[Extracted records]
*** Block opens ***

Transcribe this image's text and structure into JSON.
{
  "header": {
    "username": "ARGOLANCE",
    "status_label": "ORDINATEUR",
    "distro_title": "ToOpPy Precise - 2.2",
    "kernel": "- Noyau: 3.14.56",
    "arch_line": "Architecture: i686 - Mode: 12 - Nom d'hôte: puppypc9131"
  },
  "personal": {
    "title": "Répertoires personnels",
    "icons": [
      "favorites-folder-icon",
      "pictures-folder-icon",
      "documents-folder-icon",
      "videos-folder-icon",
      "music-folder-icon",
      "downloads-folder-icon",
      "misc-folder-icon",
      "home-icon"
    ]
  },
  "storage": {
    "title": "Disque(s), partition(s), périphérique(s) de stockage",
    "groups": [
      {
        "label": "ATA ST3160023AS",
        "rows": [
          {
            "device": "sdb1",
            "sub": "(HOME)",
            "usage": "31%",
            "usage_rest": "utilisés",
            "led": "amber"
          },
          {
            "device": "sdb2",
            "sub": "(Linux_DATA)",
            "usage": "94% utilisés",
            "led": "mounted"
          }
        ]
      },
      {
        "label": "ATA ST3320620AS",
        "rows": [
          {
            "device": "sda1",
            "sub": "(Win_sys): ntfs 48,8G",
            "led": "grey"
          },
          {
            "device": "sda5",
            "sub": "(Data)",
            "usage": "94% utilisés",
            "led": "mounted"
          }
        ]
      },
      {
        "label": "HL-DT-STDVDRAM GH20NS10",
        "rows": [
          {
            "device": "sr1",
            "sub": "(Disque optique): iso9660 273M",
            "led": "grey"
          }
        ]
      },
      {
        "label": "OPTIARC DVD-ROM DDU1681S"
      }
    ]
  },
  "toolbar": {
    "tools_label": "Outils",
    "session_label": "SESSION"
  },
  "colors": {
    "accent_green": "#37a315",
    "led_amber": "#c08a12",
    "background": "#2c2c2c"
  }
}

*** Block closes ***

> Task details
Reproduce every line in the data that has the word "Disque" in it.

> Response to this exercise
    "title": "Disque(s), partition(s), périphérique(s) de stockage",
            "sub": "(Disque optique): iso9660 273M",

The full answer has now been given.